Adverse Childhood Experiences, or ACEs, are potentially traumatic events that occur in childhood (0-17 years) such as experiencing violence, abuse, or neglect; witnessing violence in the home; and having a family member attempt or die by suicide. Also included are aspects of the child's environment that can undermine their sense of safety, stability, and bonding such as growing up in a household with substance misuse, mental health problems, or instability due to parental separation or incarceration of a parent, sibling or other member of the household.


The BRFSS respondents who responded affirmatively to the eleven questions in the Adverse Childhood Experience (ACE) Module.


The number of adults aged 18 and above who participated in the BRFSS.

How Do We Compare With the U.S.?

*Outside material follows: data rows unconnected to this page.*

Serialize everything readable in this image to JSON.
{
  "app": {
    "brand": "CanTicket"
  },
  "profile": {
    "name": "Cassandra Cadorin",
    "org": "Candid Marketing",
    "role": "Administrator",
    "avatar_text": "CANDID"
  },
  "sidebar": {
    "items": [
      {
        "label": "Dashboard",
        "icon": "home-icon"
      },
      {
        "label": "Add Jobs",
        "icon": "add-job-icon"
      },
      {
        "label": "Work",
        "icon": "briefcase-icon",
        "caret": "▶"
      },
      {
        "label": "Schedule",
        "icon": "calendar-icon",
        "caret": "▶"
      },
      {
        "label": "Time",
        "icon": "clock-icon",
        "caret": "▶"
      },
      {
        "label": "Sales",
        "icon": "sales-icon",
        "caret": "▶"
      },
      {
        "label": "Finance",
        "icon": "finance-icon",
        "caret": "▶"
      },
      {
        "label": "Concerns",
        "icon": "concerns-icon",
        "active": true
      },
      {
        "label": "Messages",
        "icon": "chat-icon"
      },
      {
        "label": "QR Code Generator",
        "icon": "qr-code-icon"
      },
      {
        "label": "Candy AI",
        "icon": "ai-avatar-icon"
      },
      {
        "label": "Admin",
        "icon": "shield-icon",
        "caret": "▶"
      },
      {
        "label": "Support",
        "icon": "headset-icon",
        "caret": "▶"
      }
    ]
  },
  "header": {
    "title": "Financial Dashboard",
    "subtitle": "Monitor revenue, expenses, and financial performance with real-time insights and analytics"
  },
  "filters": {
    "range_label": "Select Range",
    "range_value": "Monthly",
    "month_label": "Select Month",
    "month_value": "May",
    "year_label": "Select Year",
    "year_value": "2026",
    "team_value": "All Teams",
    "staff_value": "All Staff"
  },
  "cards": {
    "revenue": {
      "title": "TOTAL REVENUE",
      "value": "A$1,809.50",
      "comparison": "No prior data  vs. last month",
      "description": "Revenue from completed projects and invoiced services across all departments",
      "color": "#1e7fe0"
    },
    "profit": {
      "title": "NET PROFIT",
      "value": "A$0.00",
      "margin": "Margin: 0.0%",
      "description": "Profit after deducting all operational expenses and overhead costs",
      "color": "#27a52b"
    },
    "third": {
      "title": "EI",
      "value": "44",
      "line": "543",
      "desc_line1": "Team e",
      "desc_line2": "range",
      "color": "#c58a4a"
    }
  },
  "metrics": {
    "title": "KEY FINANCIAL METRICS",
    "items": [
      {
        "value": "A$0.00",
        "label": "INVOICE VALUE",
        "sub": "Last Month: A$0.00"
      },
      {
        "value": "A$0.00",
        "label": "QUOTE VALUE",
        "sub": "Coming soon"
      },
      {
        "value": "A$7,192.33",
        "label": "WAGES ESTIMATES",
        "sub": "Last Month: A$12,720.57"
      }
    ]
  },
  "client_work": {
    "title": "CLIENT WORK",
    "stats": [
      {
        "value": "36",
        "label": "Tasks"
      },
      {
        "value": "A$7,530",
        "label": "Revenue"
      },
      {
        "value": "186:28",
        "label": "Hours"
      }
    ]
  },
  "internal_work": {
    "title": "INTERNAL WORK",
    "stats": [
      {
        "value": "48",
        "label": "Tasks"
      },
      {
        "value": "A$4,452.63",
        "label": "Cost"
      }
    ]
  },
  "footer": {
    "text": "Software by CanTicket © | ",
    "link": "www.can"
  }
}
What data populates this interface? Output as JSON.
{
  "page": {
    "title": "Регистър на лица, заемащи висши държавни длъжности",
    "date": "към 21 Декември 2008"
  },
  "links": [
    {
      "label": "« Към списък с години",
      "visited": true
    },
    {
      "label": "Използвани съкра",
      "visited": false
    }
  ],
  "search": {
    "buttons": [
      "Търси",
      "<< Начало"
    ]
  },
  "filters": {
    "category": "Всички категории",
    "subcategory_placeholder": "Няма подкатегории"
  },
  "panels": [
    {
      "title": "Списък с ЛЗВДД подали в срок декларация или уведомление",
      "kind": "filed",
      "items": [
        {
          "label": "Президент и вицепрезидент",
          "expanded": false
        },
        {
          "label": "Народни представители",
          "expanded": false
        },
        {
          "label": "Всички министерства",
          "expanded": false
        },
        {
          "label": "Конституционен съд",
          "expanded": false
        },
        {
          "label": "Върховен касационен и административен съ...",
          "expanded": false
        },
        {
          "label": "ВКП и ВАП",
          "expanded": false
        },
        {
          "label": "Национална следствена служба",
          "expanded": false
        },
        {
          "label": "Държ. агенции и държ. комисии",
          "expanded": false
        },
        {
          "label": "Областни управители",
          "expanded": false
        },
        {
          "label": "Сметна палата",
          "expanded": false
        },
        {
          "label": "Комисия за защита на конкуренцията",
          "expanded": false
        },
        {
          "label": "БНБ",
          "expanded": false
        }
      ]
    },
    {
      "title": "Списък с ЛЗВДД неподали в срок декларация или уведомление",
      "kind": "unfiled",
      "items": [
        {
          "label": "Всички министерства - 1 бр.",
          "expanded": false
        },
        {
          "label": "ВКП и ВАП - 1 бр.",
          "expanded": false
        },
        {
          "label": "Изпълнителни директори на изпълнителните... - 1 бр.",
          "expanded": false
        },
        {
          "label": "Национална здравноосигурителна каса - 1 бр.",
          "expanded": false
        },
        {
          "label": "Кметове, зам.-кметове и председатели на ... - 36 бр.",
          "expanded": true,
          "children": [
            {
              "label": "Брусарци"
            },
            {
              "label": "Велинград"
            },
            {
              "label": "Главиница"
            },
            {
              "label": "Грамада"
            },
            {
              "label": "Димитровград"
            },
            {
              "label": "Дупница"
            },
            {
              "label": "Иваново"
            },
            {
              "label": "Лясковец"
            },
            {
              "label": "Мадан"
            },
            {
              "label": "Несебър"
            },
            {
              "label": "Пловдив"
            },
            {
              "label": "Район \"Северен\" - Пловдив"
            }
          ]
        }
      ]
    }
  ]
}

When comparing BRFSS data, the prevalence of 4+ ACEs in Utah is higher than nationally (18.8% vs 17.3%). National prevalence comes from a 2023 Swedo EA, Aslam MV, Dahlberg LL, et al. study that included 2011-2020 BRFSS data from 25 states, while Utah prevalence is from the ACEs Module included in the Utah BRFSS in 2018, 2020, and 2022. Source: Swedo EA, Aslam MV, Dahlberg LL, et al. Prevalence of Adverse Childhood Experiences Among U.S. Adults---Behavioral Risk Factor Surveillance System, 2011-2020. MMWR Morb Mortal Wkly Rep 2023;72:707-715. DOI: [].

Evidence-based Practices

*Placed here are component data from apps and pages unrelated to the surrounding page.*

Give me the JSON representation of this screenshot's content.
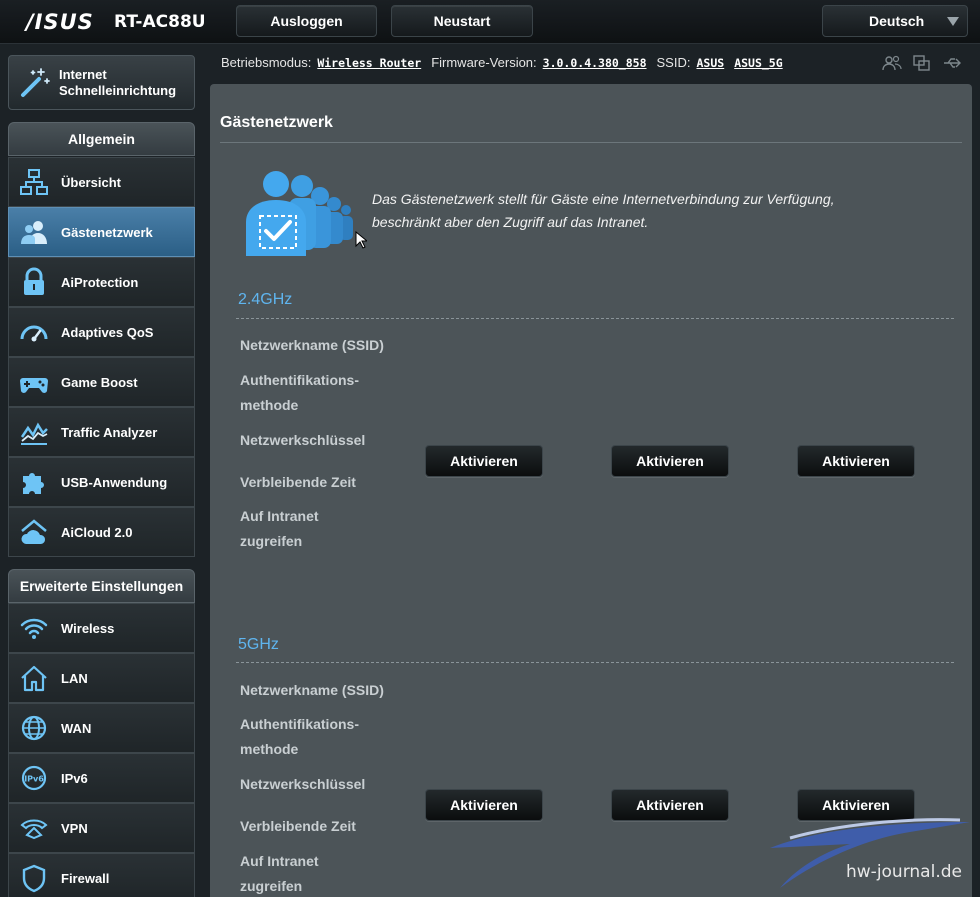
{
  "header": {
    "brand": "/ISUS",
    "model": "RT-AC88U",
    "logout_label": "Ausloggen",
    "reboot_label": "Neustart",
    "language": "Deutsch"
  },
  "status": {
    "mode_label": "Betriebsmodus:",
    "mode_value": "Wireless Router",
    "firmware_label": "Firmware-Version:",
    "firmware_value": "3.0.0.4.380_858",
    "ssid_label": "SSID:",
    "ssid_1": "ASUS",
    "ssid_2": "ASUS_5G"
  },
  "sidebar": {
    "quick_setup": "Internet Schnelleinrichtung",
    "general_title": "Allgemein",
    "general": [
      {
        "label": "Übersicht",
        "icon": "network-map-icon"
      },
      {
        "label": "Gästenetzwerk",
        "icon": "guest-network-icon"
      },
      {
        "label": "AiProtection",
        "icon": "lock-icon"
      },
      {
        "label": "Adaptives QoS",
        "icon": "speedometer-icon"
      },
      {
        "label": "Game Boost",
        "icon": "gamepad-icon"
      },
      {
        "label": "Traffic Analyzer",
        "icon": "traffic-chart-icon"
      },
      {
        "label": "USB-Anwendung",
        "icon": "puzzle-icon"
      },
      {
        "label": "AiCloud 2.0",
        "icon": "cloud-home-icon"
      }
    ],
    "advanced_title": "Erweiterte Einstellungen",
    "advanced": [
      {
        "label": "Wireless",
        "icon": "wifi-icon"
      },
      {
        "label": "LAN",
        "icon": "home-icon"
      },
      {
        "label": "WAN",
        "icon": "globe-icon"
      },
      {
        "label": "IPv6",
        "icon": "ipv6-globe-icon"
      },
      {
        "label": "VPN",
        "icon": "vpn-icon"
      },
      {
        "label": "Firewall",
        "icon": "shield-icon"
      }
    ]
  },
  "main": {
    "title": "Gästenetzwerk",
    "intro": "Das Gästenetzwerk stellt für Gäste eine Internetverbindung zur Verfügung, beschränkt aber den Zugriff auf das Intranet.",
    "bands": [
      {
        "name": "2.4GHz",
        "fields": [
          "Netzwerkname (SSID)",
          "Authentifikations-methode",
          "Netzwerkschlüssel",
          "Verbleibende Zeit",
          "Auf Intranet zugreifen"
        ],
        "button_label": "Aktivieren"
      },
      {
        "name": "5GHz",
        "fields": [
          "Netzwerkname (SSID)",
          "Authentifikations-methode",
          "Netzwerkschlüssel",
          "Verbleibende Zeit",
          "Auf Intranet zugreifen"
        ],
        "button_label": "Aktivieren"
      }
    ]
  },
  "watermark": "hw-journal.de",
  "colors": {
    "accent_blue": "#5fb5ef",
    "active_menu": "#3b6f96",
    "panel": "#4c5458"
  }
}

Promote safe stable nurturing relationships and environments for all children by: # Strengthening Economic Support for Families # Promoting Social Norms that Protect Against Violence and Adversity # Ensuring a Strong Start for Children # Teaching Skills # Connecting Youth to Caring Adults and Activities, and # Intervening to Lessen Immediate and Long-term Harms.[[br]] [[br]] See the CDC's Adverse Childhood Experiences Prevention Resource for Action report,[[br]] [].

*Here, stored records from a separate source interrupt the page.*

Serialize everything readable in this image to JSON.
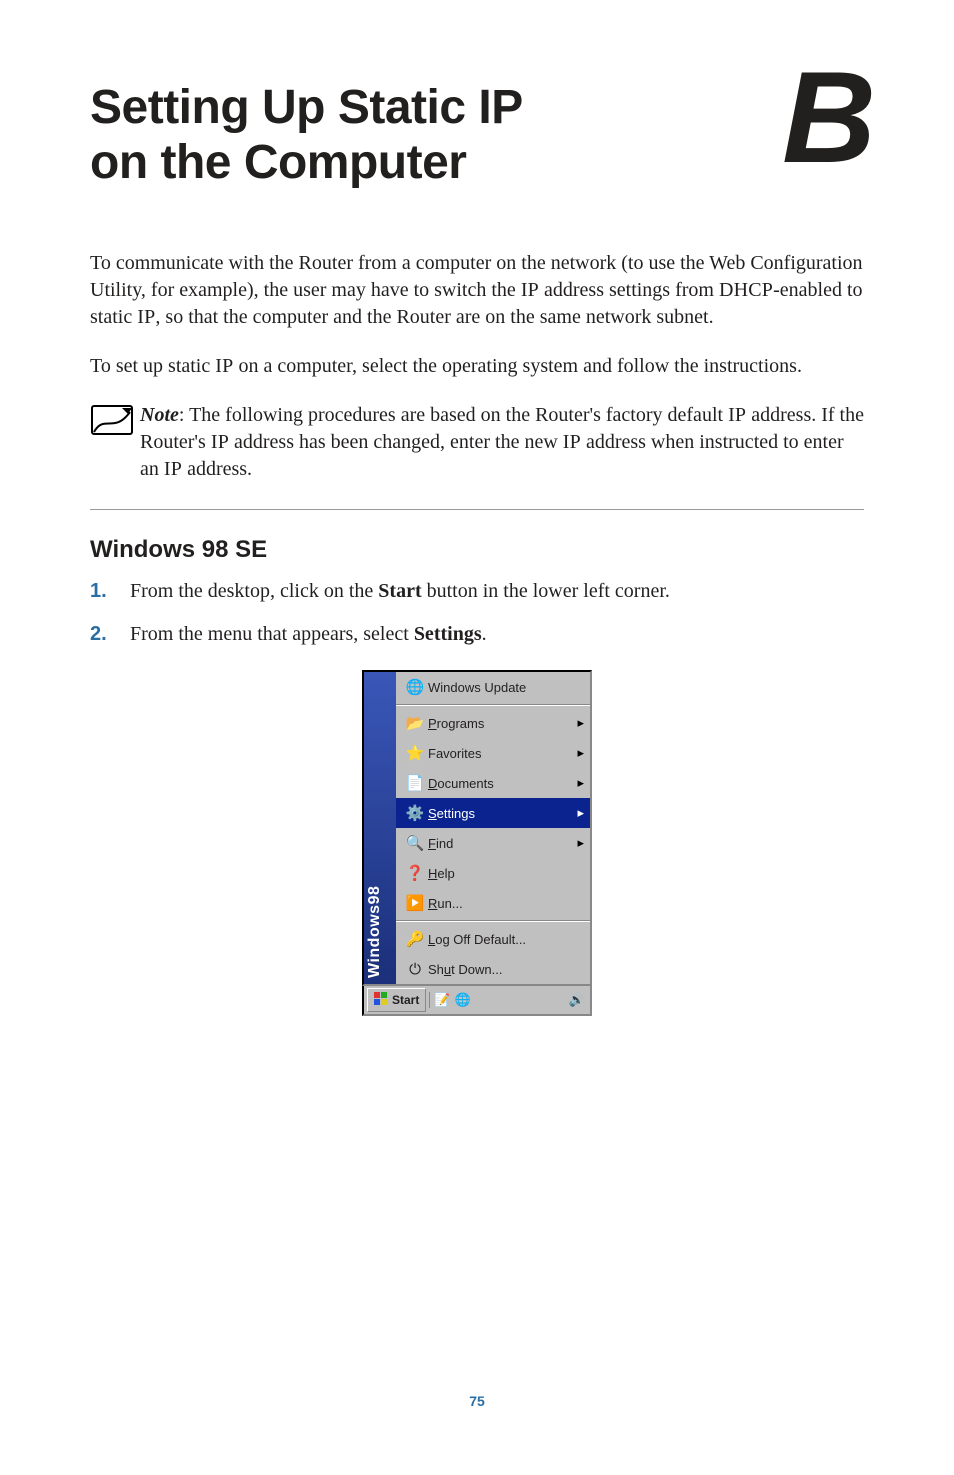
{
  "header": {
    "title_line1": "Setting Up Static IP",
    "title_line2": "on the Computer",
    "big_letter": "B"
  },
  "para1": {
    "pre": "To communicate with the Router from a computer on the network (to use the Web Configuration Utility, for example), the user may have to switch the ",
    "sc1": "IP",
    "mid1": " address settings from ",
    "sc2": "DHCP",
    "mid2": "-enabled to static ",
    "sc3": "IP",
    "post": ", so that the computer and the Router are on the same network subnet."
  },
  "para2": {
    "pre": "To set up static ",
    "sc1": "IP",
    "post": " on a computer, select the operating system and follow the instructions."
  },
  "note": {
    "label": "Note",
    "t1": ": The following procedures are based on the Router's factory default ",
    "sc1": "IP",
    "t2": " address. If the Router's ",
    "sc2": "IP",
    "t3": " address has been changed, enter the new ",
    "sc3": "IP",
    "t4": " address when instructed to enter an ",
    "sc4": "IP",
    "t5": " address."
  },
  "section": {
    "heading": "Windows 98 SE"
  },
  "steps": {
    "n1": "1.",
    "s1_pre": "From the desktop, click on the ",
    "s1_bold": "Start",
    "s1_post": " button in the lower left corner.",
    "n2": "2.",
    "s2_pre": "From the menu that appears, select ",
    "s2_bold": "Settings",
    "s2_post": "."
  },
  "startmenu": {
    "stripe": "Windows98",
    "items": [
      {
        "icon": "🌐",
        "u": "",
        "rest": "Windows Update",
        "arrow": ""
      },
      {
        "icon": "📂",
        "u": "P",
        "rest": "rograms",
        "arrow": "▸"
      },
      {
        "icon": "⭐",
        "u": "",
        "rest": "Favorites",
        "arrow": "▸"
      },
      {
        "icon": "📄",
        "u": "D",
        "rest": "ocuments",
        "arrow": "▸"
      },
      {
        "icon": "⚙️",
        "u": "S",
        "rest": "ettings",
        "arrow": "▸",
        "selected": true
      },
      {
        "icon": "🔍",
        "u": "F",
        "rest": "ind",
        "arrow": "▸"
      },
      {
        "icon": "❓",
        "u": "H",
        "rest": "elp",
        "arrow": ""
      },
      {
        "icon": "▶️",
        "u": "R",
        "rest": "un...",
        "arrow": ""
      },
      {
        "icon": "🔑",
        "u": "L",
        "rest": "og Off Default...",
        "arrow": ""
      },
      {
        "icon": "⏻",
        "u": "",
        "rest": "Shut Down...",
        "arrow": "",
        "pre": "Sh",
        "uMid": "u",
        "postMid": "t Down..."
      }
    ],
    "taskbar": {
      "start_label": "Start",
      "ql1": "📝",
      "ql2": "🌐",
      "tray": "🔊"
    }
  },
  "page_number": "75"
}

Available Services

The Violence and Injury Prevention Program housed in the Utah Department of Health and Human Services in coordination with the Utah Coalition for Protecting Childhood (UCPC) has developed a State Action Plan for the Primary Prevention of Child Maltreatment in Utah utilizing the CDC's Essentials for Childhood framework. This plan includes specific strategies and approaches to preventing ACEs and mitigating their negative effects by creating safe, stable, and nurturing relationships and environments for all Utah children. The state plan can be found at []. This is a sensitive topic. If you need information or help finding support for your own experiences of childhood adversity please call 1-800-422-4453.
Page Content Updated On 02/29/2024, Published on 03/15/2024
The information provided above is from the Utah Department of Health and Human Services IBIS-PH web site ( The information published on this website may be reproduced without permission. Please use the following citation: " Retrieved Tue, 18 June 2024 12:01:32 from Utah Department of Health and Human Services, Indicator-Based Information System for Public Health Web site: ".

Content updated: Fri, 15 Mar 2024 14:55:34 MDT